  • Dr. Ferguson said he is not averse to having a second look at the penalties

Health Minister, Hon. Dr. Fenton Ferguson, says he is willing to look at the possibility of allowing businesses, especially in the tourist industry, to have a special area outdoors to facilitate smokers.

The Minister, who was speaking on the Jamaica Information Service (JIS) programme, ‘Issues and Answers’, on July 18, was clear about not allowing smoking rooms.

“The evidence is clear that smoking kills. The evidence is clear that passive smoking kills. So, to put 10 to 15 persons in this room, what you are essentially setting up is a death chamber, because you now have concentration of smoking,” the Minister said.

He noted that on a visit to one of Kingston’s most popular hotels, he was shown an area some five metres from the entrance, where smoke was not allowed to get into the building, and “they have created a little garden and an area where, if persons want to smoke from time to time, you can go out there and have your little smoke.”

“I am not encouraging it, but I am not opposed to that,” Dr. Ferguson said.

He pointed out that the new anti-smoking regulations are not a wholesale ban on smoking. “What we want to define is that once it (smoking) is going to impinge on someone else’s right, then the ban chips in. So in essence, if you want the right to smoke, do it where you do not affect the public in general,” the Minister said.

Dr. Ferguson said he is not averse to having a second look at the penalties for breaking the ban, to include mandatory counselling for offenders.

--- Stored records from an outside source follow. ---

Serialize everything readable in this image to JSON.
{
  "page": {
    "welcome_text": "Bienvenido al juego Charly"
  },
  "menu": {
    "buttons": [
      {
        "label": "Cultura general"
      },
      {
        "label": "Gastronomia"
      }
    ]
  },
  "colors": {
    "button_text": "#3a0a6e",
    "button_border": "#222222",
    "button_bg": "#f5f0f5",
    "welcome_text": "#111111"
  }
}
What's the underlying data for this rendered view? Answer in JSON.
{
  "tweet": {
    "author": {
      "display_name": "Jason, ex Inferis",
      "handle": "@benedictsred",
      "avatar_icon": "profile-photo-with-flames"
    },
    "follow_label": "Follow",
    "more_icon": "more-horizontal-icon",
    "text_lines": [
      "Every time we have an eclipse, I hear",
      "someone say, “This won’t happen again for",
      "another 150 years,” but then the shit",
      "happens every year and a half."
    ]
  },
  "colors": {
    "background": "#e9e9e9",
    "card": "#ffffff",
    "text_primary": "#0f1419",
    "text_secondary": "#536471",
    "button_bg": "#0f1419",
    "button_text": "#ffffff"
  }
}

“I know some persons are a little worried about the fines and even conviction. My thing is not about sending anyone to prison. So, probably we might need to look, in revisiting, at some kind of mandatory counselling sessions, because cigarette smoking is an addiction and to that extent, it oftentimes require professional help,” he argued.

The Minister pointed out that the ban on smoking in specific public places, in addition to protecting the lives of non smokers, including workers and children, is also part of an overall vision of the administration to “create for Jamaica, going forward, the health hub for the Americas.”

Dr. Ferguson noted that Jamaica is the fourth in the region, behind Trinidad and Tobago, Barbados and Suriname, to have implemented the ban on smoking in specific public places. He also informed that it is not an attempt at any kind of draconian action to trample on anyone’s rights, but to protect workers, children and non-smokers.

“For those who are arguing…rights have to be balanced, because the evidence we have, relative to smoking, is that six million persons are dying annually across the globe from cigarette smoking. Of that number, 600,000 are dying from passive smoking,” the Minister said.

“Every six seconds, someone dies from some kind of tobacco related illness. One in 10 adults across the globe annually dies from some kind of tobacco related illness. Fifty per cent of the one billion smokers who continue to smoke will die from some kind of tobacco related illness. Eighty per cent of the persons affected by tobacco smoking are found in low and middle income countries like Jamaica,” he added.

He emphasized that the impact of the ban will be seen in the long term, noting that he will be saving people’s lives in the process. He also informed that the Ministry, in collaboration with other stakeholders, will be embarking on a massive public education programme over the next eight months.